* Records to use:
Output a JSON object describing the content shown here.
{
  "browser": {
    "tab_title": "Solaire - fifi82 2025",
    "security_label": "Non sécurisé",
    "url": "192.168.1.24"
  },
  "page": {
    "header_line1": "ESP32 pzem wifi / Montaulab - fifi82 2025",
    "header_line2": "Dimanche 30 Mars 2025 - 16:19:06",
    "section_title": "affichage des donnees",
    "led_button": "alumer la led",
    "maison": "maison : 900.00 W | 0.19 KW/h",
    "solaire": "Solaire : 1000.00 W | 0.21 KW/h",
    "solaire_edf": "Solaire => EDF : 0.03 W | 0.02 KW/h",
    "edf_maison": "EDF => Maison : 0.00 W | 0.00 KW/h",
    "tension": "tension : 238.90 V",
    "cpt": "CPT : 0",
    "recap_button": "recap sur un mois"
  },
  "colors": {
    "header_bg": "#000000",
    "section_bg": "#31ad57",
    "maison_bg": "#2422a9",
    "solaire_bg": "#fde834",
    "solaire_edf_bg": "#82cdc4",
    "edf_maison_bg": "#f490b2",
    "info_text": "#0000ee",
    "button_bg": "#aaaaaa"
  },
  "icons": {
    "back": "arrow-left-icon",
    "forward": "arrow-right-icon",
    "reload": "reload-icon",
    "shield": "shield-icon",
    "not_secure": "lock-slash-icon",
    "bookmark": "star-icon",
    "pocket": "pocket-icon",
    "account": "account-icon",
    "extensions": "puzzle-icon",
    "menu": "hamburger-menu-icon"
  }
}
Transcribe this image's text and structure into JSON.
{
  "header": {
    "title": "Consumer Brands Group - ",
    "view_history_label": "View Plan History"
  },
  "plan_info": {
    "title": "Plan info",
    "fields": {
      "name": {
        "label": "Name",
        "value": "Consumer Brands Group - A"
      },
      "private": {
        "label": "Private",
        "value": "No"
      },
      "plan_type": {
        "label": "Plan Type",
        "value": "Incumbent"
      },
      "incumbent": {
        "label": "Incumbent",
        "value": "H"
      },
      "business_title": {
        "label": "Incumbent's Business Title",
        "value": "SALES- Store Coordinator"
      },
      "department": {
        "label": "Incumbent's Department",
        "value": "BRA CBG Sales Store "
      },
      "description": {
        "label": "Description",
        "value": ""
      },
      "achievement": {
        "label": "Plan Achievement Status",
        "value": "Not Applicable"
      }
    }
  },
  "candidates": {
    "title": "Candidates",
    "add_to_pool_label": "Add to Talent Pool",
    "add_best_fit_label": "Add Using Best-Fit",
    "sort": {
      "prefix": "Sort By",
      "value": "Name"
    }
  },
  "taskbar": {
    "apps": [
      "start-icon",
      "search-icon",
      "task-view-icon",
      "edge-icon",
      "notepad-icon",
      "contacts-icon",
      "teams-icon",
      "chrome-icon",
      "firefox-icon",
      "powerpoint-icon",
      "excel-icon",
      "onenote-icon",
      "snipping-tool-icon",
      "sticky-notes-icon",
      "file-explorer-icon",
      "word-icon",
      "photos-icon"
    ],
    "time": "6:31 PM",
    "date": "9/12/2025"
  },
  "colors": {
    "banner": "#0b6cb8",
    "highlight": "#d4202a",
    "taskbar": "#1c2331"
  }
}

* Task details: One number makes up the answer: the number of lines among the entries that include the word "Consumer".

* Final answer: 2